In the last post, Our Role as Pet Parents Part 2, we looked at our dog’s needs and how Nigel Reed, author of The Dog Guardian, adapted Maslow’s hierarchy of needs to canines.
In this post, let’s have a quick look at Nigel’s view on how wolf pack leaders meet those needs and how we must also meet those needs as pet parents or guardians.
What if dog leadership needs aren’t met?
Q. What happens if we don’t meet our dog’s needs as leaders?
A. They are forced to take on leadership roles to meet those needs.
This can lead to all sorts of unwanted behaviours as our dogs try and fail to take on a leadership role in a complex human world.
Nigel highlights the four main leadership areas: Food, Perceived Danger, Status, and On the Hunt.
These things aren’t taught to us…
Up to this point, I’d been reading the book and nodding along, thinking that yes, this absolutely makes sense and just fits in perfectly with the Bounce and Bella way, but…
Here was where theory began to cross over into practice, and I could see the ways I’d been going wrong personally with my interactions with our lovely Roscoe.
But these things aren’t taught to us when we get our new woofy companion.
If we’re lucky, particularly conscientious or interested, we may stumble upon this kind of training information, but for most of us, training consists of the basics such as; sit, lie down, toilet training and a reasonable recall.

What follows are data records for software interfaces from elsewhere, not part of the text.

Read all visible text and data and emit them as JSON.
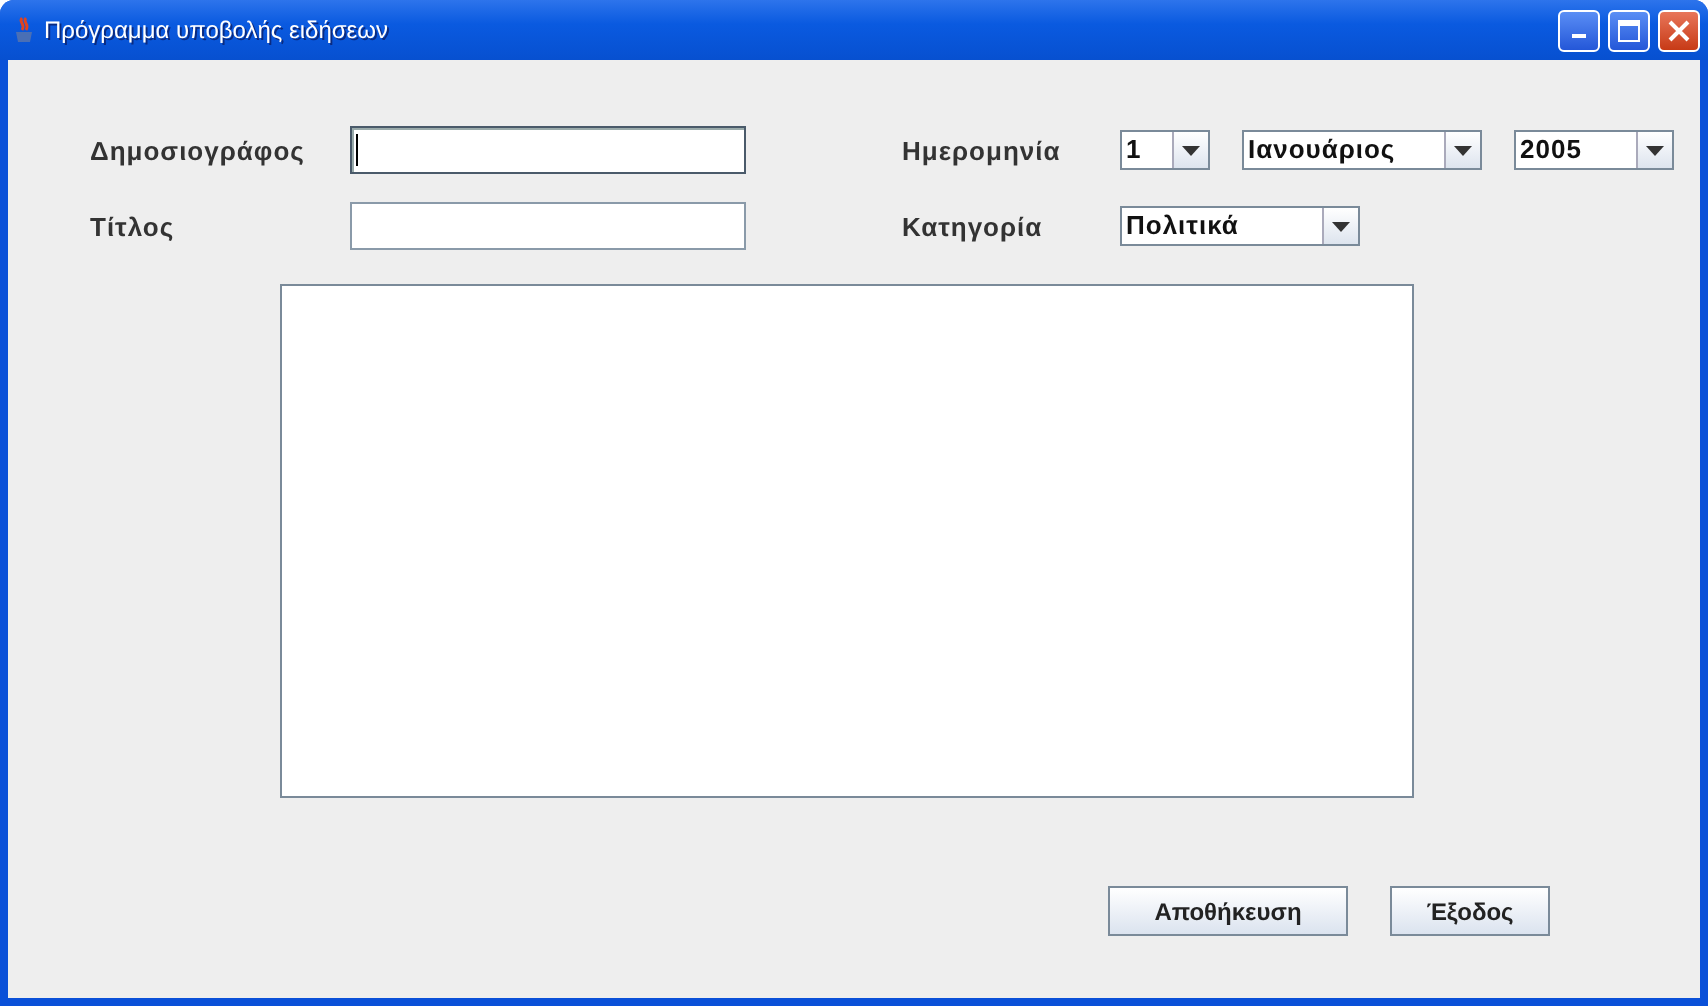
{
  "window": {
    "title": "Πρόγραμμα υποβολής ειδήσεων"
  },
  "fields": [
    {
      "label": "Δημοσιογράφος",
      "focused": true
    },
    {
      "label": "Τίτλος",
      "focused": false
    }
  ],
  "date": {
    "label": "Ημερομηνία",
    "day": "1",
    "month": "Ιανουάριος",
    "year": "2005"
  },
  "category": {
    "label": "Κατηγορία",
    "value": "Πολιτικά"
  },
  "buttons": [
    "Αποθήκευση",
    "Έξοδος"
  ]
}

Now that I’ve read the book, I can see what’s been going wrong, but I also have a blueprint to help change Roscoe and (more importantly) my behaviour.

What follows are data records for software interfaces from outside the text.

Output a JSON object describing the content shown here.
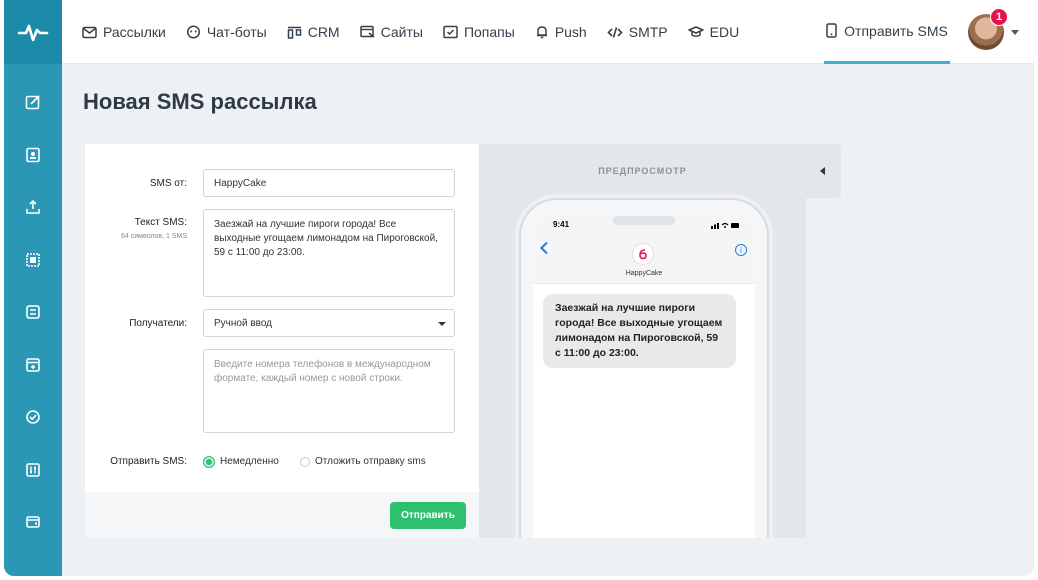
{
  "nav": {
    "items": [
      {
        "label": "Рассылки",
        "icon": "mail-icon"
      },
      {
        "label": "Чат-боты",
        "icon": "chatbot-icon"
      },
      {
        "label": "CRM",
        "icon": "crm-icon"
      },
      {
        "label": "Сайты",
        "icon": "site-icon"
      },
      {
        "label": "Попапы",
        "icon": "popup-icon"
      },
      {
        "label": "Push",
        "icon": "bell-icon"
      },
      {
        "label": "SMTP",
        "icon": "code-icon"
      },
      {
        "label": "EDU",
        "icon": "graduation-icon"
      }
    ],
    "active_action": "Отправить SMS",
    "notifications": "1"
  },
  "page": {
    "title": "Новая SMS рассылка"
  },
  "form": {
    "sender_label": "SMS от:",
    "sender_value": "HappyCake",
    "text_label": "Текст SMS:",
    "text_counter": "64 символов, 1 SMS",
    "text_value": "Заезжай на лучшие пироги города! Все выходные угощаем лимонадом на Пироговской, 59 с 11:00 до 23:00.",
    "recipients_label": "Получатели:",
    "recipients_value": "Ручной ввод",
    "phones_placeholder": "Введите номера телефонов в международном формате, каждый номер с новой строки.",
    "send_label": "Отправить SMS:",
    "option_now": "Немедленно",
    "option_later": "Отложить отправку sms",
    "selected_option": "now",
    "submit": "Отправить"
  },
  "preview": {
    "title": "ПРЕДПРОСМОТР",
    "time": "9:41",
    "contact": "HappyCake",
    "message": "Заезжай на лучшие пироги города! Все выходные угощаем лимонадом на Пироговской, 59 с 11:00 до 23:00."
  },
  "colors": {
    "sidebar": "#2a97b5",
    "accent": "#2fbf71",
    "tab_underline": "#3bb3cd",
    "badge": "#e8134b"
  }
}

Four Main Dog Leadership Areas
Here is Nigel’s summary of how the key leadership areas for wolf packs – Food, Perceived Danger, Status and On the Hunt – translate to our roles as pet parents/guardians:
“1. Leader around food – your dog understands you will provide the food and are entitled to priority feeding.
2. Leader regarding security needs – your dog understands that you will decide what to do regarding perceived dangers and trusts your decisions.
3. Leader who instigates interaction – your dog understands that you decide when it is time to interact and is relaxed when you leave, and when you come in.
4. Leader on the walk – your dog understands that it is you who instigates when to go on the walk, where you walk, and at what speed, and it follows.”
The Dog Guardian Nigel Reed
I don’t want to go into too much detail here because,
(a) that’s what the book is for – and I really do encourage you to have a look at it:
(b) And it’ll be great to cover some of these things with Roscoe in future posts!
If you’re interested and want to find out more about our pet parenting roles (as well as seeing how I get on trying to become the pet parent Roscoe needs) – click the link to sign up for our newsletter: Newsletter Sign-Up.